The rest of the ride was very smooth, and although we each had our own thoughts weighing down on us, we still managed to have fun, joke a bit, and pull a couple macho semi-sprints among us for fun. In a way, we’d all bonded back there as well, and were just a good group of friends, even though many people didn’t know each other that well. In the end, we kept pushing, and decided to try and do the full ride. Of the 8 guys left, I think only 5 of us did the official 100km ride, with a couple other turning around a bit early with an 85km ride. Scott stuck it out, but on the way back started regretting it, as he was starting to cramp a bit and was feeling sluggish. I stuck with him for a good bit, and chased down another rider who was slowing a bit, in order to get him to join us at the back. The two other lads had pulled away right at the turnaround, and I knew they were off on their own.

I gave Scott a Nuun tab, to help him get more electrolytes into him. Also, at the 30km left mark, we were at roadside spring, so we stopped there and refilled the water bottles. At that point, I gave him another tablet, and took the last one for my own bottle, since I had also only taken 2 bottles with me, which wasn’t a lot. However, I was feeling much fresher, and shortly after we started back out, I asked if they’d be okay with me heading off. Scott told me to go ahead, so I decided to push on solo with a hard ride for the final 30km. It felt good to reel it up and sweat for a while. I fell into my rhythm and got into that private headspace I sometimes reach when doing solo training, thinking about the accident and what we did about it. It’s scary, but everyone knows that if you cycle enough, you will have accidents and you will see accidents. Some bad. I’m just fortunate that I haven’t had worse ones in any races.
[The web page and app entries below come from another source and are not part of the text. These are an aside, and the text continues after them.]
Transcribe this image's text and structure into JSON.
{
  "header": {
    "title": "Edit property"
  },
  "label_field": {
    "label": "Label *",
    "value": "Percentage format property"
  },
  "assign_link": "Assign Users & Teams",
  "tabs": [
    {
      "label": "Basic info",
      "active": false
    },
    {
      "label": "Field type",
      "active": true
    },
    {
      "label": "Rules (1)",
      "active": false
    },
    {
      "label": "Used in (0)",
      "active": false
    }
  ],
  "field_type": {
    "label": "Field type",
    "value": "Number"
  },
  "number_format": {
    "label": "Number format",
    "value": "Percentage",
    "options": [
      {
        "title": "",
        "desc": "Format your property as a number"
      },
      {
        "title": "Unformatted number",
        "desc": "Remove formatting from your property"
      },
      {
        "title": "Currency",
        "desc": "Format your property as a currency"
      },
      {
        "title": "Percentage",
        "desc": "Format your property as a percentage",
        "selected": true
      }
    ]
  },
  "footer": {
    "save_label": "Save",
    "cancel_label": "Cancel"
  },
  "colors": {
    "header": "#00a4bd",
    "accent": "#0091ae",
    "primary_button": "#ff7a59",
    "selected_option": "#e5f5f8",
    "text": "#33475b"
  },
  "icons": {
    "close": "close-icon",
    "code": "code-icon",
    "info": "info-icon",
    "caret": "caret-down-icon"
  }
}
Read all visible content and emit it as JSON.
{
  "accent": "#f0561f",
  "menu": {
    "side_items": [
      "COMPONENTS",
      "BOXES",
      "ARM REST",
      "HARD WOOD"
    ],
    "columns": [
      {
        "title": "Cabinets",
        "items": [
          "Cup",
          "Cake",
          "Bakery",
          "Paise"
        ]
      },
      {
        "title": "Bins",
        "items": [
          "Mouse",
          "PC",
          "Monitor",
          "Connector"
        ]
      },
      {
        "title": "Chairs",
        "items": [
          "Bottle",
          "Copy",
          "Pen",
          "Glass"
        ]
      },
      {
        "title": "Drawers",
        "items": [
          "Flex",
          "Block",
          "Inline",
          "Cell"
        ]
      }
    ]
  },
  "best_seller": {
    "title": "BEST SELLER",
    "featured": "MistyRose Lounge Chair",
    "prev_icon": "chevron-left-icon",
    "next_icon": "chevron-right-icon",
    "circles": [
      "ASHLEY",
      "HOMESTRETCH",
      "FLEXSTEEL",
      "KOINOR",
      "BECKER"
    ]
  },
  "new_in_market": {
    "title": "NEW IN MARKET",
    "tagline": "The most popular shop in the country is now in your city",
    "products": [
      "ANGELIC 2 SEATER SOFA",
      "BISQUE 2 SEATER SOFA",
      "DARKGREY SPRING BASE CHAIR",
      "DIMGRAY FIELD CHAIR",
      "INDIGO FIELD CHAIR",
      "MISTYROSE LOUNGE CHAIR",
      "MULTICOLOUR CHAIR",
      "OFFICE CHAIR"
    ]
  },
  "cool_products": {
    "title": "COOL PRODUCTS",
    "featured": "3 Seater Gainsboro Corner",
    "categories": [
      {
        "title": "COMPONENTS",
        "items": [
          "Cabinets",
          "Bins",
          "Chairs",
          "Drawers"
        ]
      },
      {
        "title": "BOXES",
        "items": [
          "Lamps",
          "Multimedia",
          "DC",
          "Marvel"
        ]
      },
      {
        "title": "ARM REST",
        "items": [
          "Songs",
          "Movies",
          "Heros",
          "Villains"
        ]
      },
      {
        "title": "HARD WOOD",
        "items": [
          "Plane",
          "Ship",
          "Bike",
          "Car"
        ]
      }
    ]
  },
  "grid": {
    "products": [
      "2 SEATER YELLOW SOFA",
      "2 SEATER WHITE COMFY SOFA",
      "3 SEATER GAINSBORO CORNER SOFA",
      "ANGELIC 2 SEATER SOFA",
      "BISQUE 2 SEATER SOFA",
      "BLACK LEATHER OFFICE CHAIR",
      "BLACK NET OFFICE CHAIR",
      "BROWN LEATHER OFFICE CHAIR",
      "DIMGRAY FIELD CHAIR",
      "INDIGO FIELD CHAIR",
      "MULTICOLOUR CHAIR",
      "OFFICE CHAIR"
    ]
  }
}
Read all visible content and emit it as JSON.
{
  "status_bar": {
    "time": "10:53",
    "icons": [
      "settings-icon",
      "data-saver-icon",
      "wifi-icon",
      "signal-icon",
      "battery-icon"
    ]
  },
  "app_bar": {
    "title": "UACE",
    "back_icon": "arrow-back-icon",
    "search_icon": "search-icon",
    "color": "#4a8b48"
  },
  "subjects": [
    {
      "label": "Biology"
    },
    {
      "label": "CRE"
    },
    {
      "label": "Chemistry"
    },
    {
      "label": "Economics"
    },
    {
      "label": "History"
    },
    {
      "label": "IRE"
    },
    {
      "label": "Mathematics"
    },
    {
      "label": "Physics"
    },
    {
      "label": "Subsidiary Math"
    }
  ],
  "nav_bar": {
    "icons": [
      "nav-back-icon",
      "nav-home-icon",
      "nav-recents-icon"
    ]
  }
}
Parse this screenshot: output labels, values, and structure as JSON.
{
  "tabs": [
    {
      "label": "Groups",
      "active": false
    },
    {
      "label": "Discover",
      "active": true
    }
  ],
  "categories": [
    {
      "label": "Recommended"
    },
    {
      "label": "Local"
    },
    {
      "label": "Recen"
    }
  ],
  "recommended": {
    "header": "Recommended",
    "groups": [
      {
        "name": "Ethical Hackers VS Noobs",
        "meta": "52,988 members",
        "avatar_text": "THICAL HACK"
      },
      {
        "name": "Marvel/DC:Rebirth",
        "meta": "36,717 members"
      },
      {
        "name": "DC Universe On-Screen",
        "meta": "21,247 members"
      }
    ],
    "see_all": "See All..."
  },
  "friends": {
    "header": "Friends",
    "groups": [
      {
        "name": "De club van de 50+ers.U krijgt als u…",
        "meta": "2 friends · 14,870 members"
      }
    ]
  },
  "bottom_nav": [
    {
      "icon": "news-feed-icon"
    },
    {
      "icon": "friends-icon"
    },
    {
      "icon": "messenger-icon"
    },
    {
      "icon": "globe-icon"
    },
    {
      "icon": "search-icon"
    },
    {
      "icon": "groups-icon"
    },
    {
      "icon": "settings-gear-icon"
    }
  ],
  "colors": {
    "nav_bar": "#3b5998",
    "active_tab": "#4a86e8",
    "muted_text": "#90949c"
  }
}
Finally back at the shop, I had that great feeling of exhaustion you get after pushing hard. Not completely burnt out, but very pleasantly pooped. The guys that had turned around early had already been back, and headed over to the hospital. As I arrived, they were just getting back, and had good news. The word was that she was generally ok. Although she admittedly looked as though she’d gone through 12 rounds in a UFC cage match, she was lucid. Smashed cheek, broken nose, busted teeth, torn lip and gash on her head were all on the roster of injuries, but brain trauma seemed to be out of the picture. She had been talking, but was just getting rushed to get stitches, and an emergency dentist was coming in to work on the teeth. She apparently didn’t remember a single thing from the accident. I haven’t heard much since then, but I’m guessing she either came around a bit in the ambulance, or at the hospital. I’ll check in tomorrow. Thank goodness. [*update*, looks like she also did suffer a slight concussion and bleeding in the brain. Yikes! Still doing well though]

Well, the hour is getting late over here, and I’ve written another mega-post, but had to get this out of my head. Did I mention you should all wear helmets on bikes? My dad also chimes in that I should perhaps remind everyone that basic first aid would be another good idea for everyone. I’ve been fortunate enough over the years to get basic and advanced training, as well as AED training and wilderness first aid training, but even the most basic of courses covers the stuff to do in a situation like this one, so think about taking a course through either your work or a community center,ok? Till next post, stay safe friends.

Print Friendly, PDF & Email
0 Flares Twitter 0 Facebook 0 Google+ 0 Email -- Pin It Share 0 0 Flares ×

Leave a comment

Your email address will not be published.

This site uses Akismet to reduce spam. Learn how your comment data is processed.